Post-synaptic kainate receptors have been found in a number of brain areas, including the hippocampus (Castillo et al, 1997; Vignes & Collingridge, 1997), spinal cord (Li et al, 1999), somatosensory cortex (Kidd & Isaac, 1999), cerebellum (Bureau et al, 2000) and medial entorhinal cortex (West et al, 2007). The mossy fibre-CA3 synapse in the hippocampus is perhaps the most extensively studied for the functions of kainate receptors. While most of the work at this synapse has focussed on pre-synaptic kainate receptors, they are also expressed post-synaptically. A short tetanus (up to 10 shocks @ 100 Hz) evokes an EPSC that is sensitive to kainate receptor antagonists when both AMPA and NMDA receptors are blocked. This current is not seen when other pathways that connect to the CA3 region of the hippocampus are stimulated, such as the associational-commisural fibres. Activation of post-synaptic kainate receptors results in a slow EPSC, in contrast to the fast kinetics of the AMPA receptor. Curiously, exogenously expressed kainate receptors show much faster kinetics than native receptors expressed in brain tissue, although GluK2/GluK5 heteromeric receptors have been demonstrated to have similarly slow decay kinetics (Barberis et al, 2008).
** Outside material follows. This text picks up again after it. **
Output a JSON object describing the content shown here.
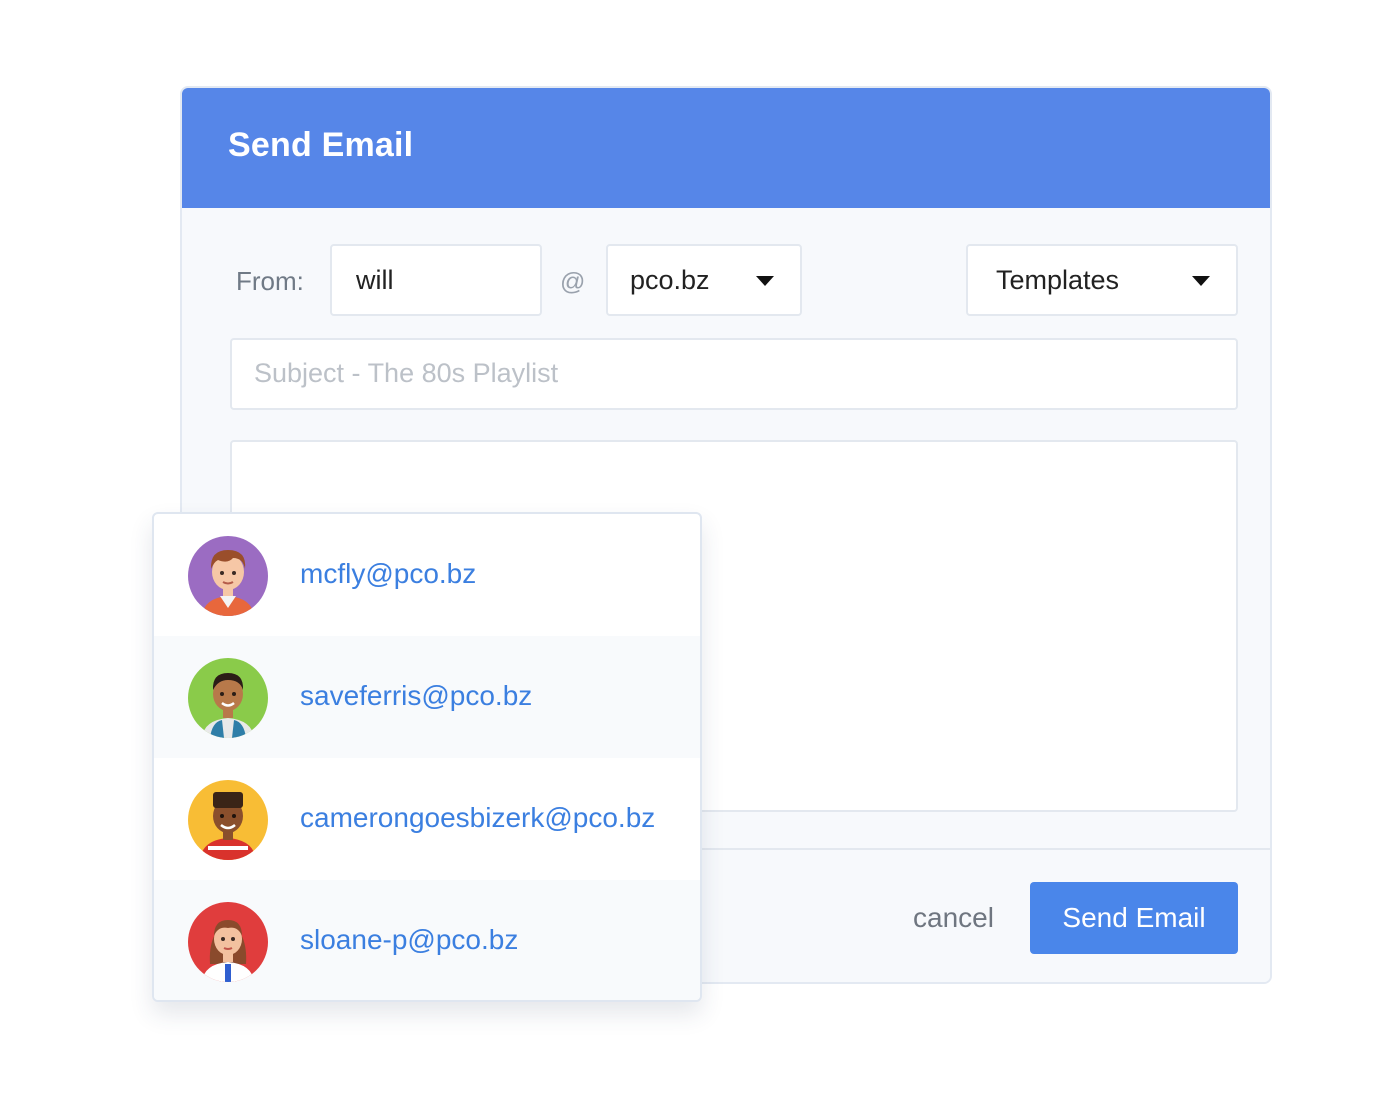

The roles played by these receptors excitatory synaptic transmission and plasticity is still unclear. In the barrels of the somatosensory cortex, kainate receptors can carry up to 30% of the charge, early in development (Kidd & Isaac, 1999). Interestingly,  the AMPA and kainate receptor-mediated currents that are found in this region are never found together in the same synapses. Thus there are synapses that contain functional AMPA receptors and synapses that contain functional kainate receptors, but never both together. This control of receptor distribution/function indicates that each receptor type interacts with the cellular machinery in a very selective fashion. This may mean that they interact with specific proteins to direct their movements.
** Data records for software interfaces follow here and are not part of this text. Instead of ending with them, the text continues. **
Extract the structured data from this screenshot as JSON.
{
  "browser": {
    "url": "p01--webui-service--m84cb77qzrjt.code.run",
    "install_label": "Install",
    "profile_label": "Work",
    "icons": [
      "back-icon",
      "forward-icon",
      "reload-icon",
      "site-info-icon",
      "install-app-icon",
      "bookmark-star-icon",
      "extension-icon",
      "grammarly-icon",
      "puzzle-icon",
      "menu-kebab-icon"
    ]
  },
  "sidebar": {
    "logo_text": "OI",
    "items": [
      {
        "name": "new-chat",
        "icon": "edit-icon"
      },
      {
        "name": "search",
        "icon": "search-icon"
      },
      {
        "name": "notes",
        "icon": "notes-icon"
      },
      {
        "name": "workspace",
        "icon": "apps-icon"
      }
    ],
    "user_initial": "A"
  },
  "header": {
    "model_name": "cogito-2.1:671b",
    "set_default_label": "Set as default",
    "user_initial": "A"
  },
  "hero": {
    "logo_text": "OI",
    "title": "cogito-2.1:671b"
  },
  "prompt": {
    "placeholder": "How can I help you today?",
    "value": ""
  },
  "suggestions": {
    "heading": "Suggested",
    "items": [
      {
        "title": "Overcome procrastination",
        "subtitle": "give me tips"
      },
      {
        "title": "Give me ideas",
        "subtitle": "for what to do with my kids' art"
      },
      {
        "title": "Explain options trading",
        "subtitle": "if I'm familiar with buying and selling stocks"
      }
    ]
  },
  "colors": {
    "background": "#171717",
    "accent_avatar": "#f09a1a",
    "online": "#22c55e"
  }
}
barrel respresentations in the somatosensory pathwayPost-synaptic kainate receptors in the barrel cortex undergo changes during development. Synapses in the barrel cortex form the last link in the neuronal pathway from the whiskers to the somatosensory cortex. Each barrel is a representation of a single whisker and together they form a 2-D map of the whisker pattern on the animal's snout. The first post-natal week is a critical period for barrel formation and it coincides with a change in the kainate/AMPA receptor ratio. Early after birth, spontaneous currents are predominantly kainate receptor-mediated. However, after 8 days, recorded currents are predominantly AMPA receptor-mediated.This change not only co-incides with the critical period for the development of barrels but is also mirrored following LTP induction. In this context, it is very interesting that in the hippocampus, the intracellular trafficking protein GRIP interacts with AMPA and kainate receptors in such a way as to promote movement in the opposite directions (Hirbec et al, 2003). This protein stabilises kainate receptors at the cell surface but promotes the internalisation of AMPA receptors. Blockade of GRIP function provides an attractive mechanism to achieve such a change in receptor populations.